YOUR INSTRUCTIONS> Where does the word "icon" show up in the data? Please find each such line and copy it.

Stored dataset items>
• • • • • • •

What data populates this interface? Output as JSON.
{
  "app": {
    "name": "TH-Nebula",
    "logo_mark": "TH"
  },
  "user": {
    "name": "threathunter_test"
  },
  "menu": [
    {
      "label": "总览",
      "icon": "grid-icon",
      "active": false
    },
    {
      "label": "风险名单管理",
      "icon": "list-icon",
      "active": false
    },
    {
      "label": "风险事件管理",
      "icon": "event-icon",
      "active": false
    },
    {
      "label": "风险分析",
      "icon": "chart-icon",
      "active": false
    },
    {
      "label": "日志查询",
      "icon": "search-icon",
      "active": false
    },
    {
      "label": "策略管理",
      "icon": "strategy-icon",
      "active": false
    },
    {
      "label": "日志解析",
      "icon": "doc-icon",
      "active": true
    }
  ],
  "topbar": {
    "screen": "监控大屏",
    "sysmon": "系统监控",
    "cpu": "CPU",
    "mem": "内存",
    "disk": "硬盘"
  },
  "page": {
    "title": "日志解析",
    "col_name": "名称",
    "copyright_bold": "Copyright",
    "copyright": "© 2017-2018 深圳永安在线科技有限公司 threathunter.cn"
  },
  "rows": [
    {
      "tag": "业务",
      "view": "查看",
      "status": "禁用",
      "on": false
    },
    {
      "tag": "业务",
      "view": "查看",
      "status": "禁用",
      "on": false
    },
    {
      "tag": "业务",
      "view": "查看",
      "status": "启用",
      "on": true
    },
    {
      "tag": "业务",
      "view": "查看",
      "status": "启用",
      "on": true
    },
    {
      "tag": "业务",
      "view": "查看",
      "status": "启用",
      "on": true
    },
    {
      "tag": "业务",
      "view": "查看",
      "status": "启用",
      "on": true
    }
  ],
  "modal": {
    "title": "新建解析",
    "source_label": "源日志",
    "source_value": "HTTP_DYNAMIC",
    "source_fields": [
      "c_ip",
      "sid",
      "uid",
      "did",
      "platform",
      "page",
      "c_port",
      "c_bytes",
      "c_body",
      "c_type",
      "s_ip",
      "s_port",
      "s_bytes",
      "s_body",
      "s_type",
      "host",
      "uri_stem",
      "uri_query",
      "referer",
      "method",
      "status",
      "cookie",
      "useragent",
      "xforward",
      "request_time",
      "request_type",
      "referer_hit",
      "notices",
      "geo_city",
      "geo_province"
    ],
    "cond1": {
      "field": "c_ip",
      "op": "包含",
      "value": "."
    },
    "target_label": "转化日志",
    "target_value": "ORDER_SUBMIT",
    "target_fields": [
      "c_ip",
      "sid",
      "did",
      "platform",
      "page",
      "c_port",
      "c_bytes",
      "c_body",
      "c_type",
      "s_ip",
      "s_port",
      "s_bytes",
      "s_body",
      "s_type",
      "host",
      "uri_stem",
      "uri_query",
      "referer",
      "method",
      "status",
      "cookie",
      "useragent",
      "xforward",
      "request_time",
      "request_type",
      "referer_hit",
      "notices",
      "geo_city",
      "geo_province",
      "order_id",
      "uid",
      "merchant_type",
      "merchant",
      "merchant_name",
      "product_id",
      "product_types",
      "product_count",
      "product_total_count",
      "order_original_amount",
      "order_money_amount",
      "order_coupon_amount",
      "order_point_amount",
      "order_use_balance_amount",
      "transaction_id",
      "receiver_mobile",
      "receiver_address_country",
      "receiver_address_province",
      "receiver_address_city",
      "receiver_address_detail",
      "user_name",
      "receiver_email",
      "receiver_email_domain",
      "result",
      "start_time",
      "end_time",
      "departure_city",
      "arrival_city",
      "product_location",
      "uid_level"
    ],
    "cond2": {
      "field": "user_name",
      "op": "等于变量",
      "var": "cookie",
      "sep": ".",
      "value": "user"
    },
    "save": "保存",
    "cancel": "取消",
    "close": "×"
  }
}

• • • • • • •

OUTPUT OF THE TASK>
      "icon": "grid-icon",
      "icon": "list-icon",
      "icon": "event-icon",
      "icon": "chart-icon",
      "icon": "search-icon",
      "icon": "strategy-icon",
      "icon": "doc-icon",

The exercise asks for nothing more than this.